Combine vinegar and syrup in a small saucepan and bring to boil. Reduce heat to medium-low and stir until sauce thickens. Divide the sauce in half. Add the shelled flax to one of the sauce portions. (Save the other sauce portion as dressing for a side salad to go with your salmon.) Brush the flax sauce on both sides of the salmon. Bake for 12 minutes. Once cooked, drizzle the second sauce portion over the cooked salmon and a side salad.

Yield: serves 2

Nutritional Info Per Serving: (1 dressed fillet + 1 serving of sauce for salad dressing)
143 cals, 16g carbs, 4g fat, 12g protein, 14g sugar, 1g fiber

Recipes

Detox Meat Sauce (paleo)

gluten free | dairy free | carbohydrate restricted

Recipe by Kitchen Caleigh

Your detox diet just got easier. This is a delicious meat sauce made from organic chicken and vegetables that naturally contribute to your body’s detoxification. Make detoxing a part of your family’s daily life.

Ingredients: 

1 large or 2 small (total 6oz) organic chicken breast, cubed (organic significantly reduces the risk that you’ll be exposed to toxins in the meat)
1 medium yellow onion (has flavonoids, has an antitumor effect and they enhance the immune system)
½ large can diced tomatoes (have lycopene which is a powerful antioxidant)
1.5 cups kale, chopped (a wonder food – it provides support for the body’s detox system and has 45 different flavonoids which have antioxidant and anti-inflammatory benefits)
2 cups spinach, chopped Spinach (has antioxidants – plus, the folate found in spinach converts homocysteine, a chemical that tiggers heart attacks and strokes, into benign molecules)
2 cloves garlic, diced (has antioxidants that help fight free radicals)
½ red bell pepper (vitamin B6 and folic acid protect blood vessels from damage by reducing homocysteine and it has phytochemicals that have excellent antioxidant activity)
3 Tbsp fresh squeezed lemon juice (stimulates the liver and dissolves uric acid and other poisons)
2 Tbsp  shelled flax (has phytochemicals with disease fighting properties)
1 tsp xanthan gum
sea salt and pepper to taste

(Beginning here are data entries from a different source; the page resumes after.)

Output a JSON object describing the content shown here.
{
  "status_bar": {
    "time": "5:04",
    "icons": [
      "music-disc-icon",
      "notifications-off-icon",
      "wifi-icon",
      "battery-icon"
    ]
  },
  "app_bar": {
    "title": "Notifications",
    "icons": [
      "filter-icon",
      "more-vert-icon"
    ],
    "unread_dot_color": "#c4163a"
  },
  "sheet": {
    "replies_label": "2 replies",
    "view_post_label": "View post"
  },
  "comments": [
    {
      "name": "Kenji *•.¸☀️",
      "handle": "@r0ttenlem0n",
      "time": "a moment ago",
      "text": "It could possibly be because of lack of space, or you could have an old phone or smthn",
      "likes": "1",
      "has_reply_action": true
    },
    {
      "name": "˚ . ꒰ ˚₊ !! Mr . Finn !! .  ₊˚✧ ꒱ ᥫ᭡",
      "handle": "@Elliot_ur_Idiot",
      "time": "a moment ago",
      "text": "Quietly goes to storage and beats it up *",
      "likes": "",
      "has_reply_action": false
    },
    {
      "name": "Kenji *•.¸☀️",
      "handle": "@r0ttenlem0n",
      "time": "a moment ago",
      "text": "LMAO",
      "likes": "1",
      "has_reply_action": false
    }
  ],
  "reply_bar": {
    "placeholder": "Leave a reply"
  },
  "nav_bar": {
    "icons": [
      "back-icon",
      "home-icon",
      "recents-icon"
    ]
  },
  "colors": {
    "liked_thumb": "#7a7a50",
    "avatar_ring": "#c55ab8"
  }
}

Method:

In a medium saucepan, cook the chicken in olive oil. Once the meat is cooked, add the onions and sautee until they are translucent.  Add the tomatoes, kale, spinach, garlic, red pepper, and lemon juice. Simmer until flavors are blended (anywhere from 20 minutes to 2 hours – the longer the better). Add the meat and vegetable mix to a food processor and pulse until you have a sauce-like consistency. As it pulses slowly add the xanthan gum. Continue to pulse until mixture thickens, about 1 minute. Return to saucepan and add the shelled flax seed. Simmer until ready to serve. Salt and pepper to taste.  Recipe can be doubled and frozen.

**serve over zucchini “noodles”, baked spaghetti squash, or cauliflower “rice”.

Yields: 3 servings

Nutritional Info Per Serving:

182 cals, 21 carbs, 4g fat, 17g protein, 9g sugar, 8g fiber